Influenza A viruses (IAV) are known to modulate and "hijack" several cellular host mechanisms, including gene splicing and RNA maturation machineries. These modulations alter host cellular responses and enable an optimal expression of viral products throughout infection. The interplay between the host protein p53 and IAV, in particular through the viral nonstructural protein NS1, has been shown to be supportive for IAV replication. However, it remains unknown whether alternatively spliced isoforms of p53, known to modulate p53 transcriptional activity, are affected by IAV infection and contribute to IAV replication. Using a TP53 minigene, which mimics intron 9 alternative splicing, we have shown here that the NS1 protein of IAV changes the expression pattern of p53 isoforms. Our results demonstrate that CPSF4 (cellular protein cleavage and polyadenylation specificity factor 4) independently and the interaction between NS1 and CPSF4 modulate the alternative splicing of TP53 transcripts, which may result in the differential activation of p53-responsive genes. Finally, we report that CPSF4 and most likely beta and gamma spliced p53 isoforms affect both viral replication and IAV-associated type I interferon secretion. All together, our data show that cellular p53 and CPSF4 factors, both interacting with viral NS1, have a crucial role during IAV replication that allows IAV to interact with and alter the expression of alternatively spliced p53 isoforms in order to regulate the cellular innate response, especially via type I interferon secretion, and perform efficient viral replication.IMPORTANCE Influenza A viruses (IAV) constitute a major public health issue, causing illness and death in high-risk populations during seasonal epidemics or pandemics. IAV are known to modulate cellular pathways to promote their replication and avoid immune restriction via the targeting of several cellular proteins. One of these proteins, p53, is a master regulator involved in a large panel of biological processes, including cell cycle arrest, apoptosis, or senescence. This "cellular gatekeeper" is also involved in the control of viral infections, and viruses have developed a wide diversity of mechanisms to modulate/hijack p53 functions to achieve an optimal replication in their hosts. Our group and others have previously shown that p53 activity is finely modulated by different multilevel mechanisms during IAV infection. Here, we characterized IAV nonstructural protein NS1 and the cellular factor CPSF4 as major partners involved in the IAV-induced modulation of the TP53 alternative splicing that was associated with a strong modulation of p53 activity and notably the p53-mediated antiviral response.

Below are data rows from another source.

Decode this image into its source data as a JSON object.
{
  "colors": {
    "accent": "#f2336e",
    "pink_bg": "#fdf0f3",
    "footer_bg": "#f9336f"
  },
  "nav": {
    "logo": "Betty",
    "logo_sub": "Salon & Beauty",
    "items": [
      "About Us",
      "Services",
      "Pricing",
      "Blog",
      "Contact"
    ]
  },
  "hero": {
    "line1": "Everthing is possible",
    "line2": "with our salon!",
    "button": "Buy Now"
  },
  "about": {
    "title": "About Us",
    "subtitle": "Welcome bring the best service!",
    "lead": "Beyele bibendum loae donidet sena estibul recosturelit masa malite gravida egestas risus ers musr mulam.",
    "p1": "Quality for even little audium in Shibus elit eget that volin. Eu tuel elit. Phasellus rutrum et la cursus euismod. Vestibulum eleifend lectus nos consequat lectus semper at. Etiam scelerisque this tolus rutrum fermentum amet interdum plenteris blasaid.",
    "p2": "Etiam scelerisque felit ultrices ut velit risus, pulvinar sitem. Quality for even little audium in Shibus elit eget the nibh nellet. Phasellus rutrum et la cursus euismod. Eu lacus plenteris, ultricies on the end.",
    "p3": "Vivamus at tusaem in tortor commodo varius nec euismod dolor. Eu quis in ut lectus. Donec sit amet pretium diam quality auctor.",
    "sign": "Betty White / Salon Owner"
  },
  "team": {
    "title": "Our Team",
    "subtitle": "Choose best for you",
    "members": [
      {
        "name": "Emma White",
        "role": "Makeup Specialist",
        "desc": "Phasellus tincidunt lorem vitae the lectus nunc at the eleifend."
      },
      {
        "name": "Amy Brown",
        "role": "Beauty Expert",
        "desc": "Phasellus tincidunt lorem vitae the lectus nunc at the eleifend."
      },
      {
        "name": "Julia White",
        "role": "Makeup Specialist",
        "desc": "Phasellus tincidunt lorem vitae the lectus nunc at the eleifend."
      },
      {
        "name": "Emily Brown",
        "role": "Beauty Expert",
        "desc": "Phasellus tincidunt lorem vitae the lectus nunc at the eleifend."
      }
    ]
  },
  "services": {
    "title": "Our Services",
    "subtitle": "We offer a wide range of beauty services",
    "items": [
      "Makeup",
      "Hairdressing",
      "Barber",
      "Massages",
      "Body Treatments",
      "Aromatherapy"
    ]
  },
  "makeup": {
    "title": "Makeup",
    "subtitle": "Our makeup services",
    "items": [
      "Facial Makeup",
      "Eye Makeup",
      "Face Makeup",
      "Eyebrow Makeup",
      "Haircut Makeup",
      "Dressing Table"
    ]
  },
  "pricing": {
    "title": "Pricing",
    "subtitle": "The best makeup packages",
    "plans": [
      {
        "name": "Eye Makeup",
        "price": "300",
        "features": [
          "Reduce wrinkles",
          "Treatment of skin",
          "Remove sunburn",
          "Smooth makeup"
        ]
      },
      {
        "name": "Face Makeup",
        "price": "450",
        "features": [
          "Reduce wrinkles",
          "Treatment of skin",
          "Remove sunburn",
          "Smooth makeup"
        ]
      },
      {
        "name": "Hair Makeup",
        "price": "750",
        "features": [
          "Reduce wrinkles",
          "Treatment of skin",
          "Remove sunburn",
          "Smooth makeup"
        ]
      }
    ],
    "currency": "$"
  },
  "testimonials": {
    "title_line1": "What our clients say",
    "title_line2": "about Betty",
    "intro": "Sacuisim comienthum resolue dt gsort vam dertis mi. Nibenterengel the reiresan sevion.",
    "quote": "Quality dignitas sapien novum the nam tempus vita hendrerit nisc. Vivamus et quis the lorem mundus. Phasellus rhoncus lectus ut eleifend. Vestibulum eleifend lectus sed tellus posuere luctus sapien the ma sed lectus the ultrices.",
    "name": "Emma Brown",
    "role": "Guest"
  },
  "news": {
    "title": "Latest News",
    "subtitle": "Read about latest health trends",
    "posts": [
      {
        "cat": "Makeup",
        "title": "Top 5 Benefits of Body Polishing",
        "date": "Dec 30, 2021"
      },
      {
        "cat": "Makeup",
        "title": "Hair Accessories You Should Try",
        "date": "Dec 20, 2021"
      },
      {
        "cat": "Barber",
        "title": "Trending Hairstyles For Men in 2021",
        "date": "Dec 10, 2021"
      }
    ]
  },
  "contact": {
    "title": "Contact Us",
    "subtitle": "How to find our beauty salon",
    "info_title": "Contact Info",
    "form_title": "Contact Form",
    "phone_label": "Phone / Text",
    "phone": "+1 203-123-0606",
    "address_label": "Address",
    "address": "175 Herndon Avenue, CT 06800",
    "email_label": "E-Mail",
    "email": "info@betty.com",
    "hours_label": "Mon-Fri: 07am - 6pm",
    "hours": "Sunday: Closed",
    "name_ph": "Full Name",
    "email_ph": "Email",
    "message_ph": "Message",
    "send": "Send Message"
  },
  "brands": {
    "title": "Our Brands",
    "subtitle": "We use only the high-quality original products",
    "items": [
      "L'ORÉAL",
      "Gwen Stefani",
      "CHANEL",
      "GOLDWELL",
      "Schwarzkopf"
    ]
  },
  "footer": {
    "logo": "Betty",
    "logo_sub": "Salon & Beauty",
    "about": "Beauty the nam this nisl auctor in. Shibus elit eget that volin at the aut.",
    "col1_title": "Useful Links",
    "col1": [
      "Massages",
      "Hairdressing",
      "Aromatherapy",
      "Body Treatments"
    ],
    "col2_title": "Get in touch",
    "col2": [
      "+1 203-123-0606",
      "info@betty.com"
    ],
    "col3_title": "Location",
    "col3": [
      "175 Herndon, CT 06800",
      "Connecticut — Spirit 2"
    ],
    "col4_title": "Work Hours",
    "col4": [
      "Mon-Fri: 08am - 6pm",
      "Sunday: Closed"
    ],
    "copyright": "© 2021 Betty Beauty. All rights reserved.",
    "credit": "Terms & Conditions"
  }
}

Keywords: CPSF30; antiviral response; influenza viruses; p53; splicing; virus-host interactions.
Copyright © 2019 American Society for Microbiology.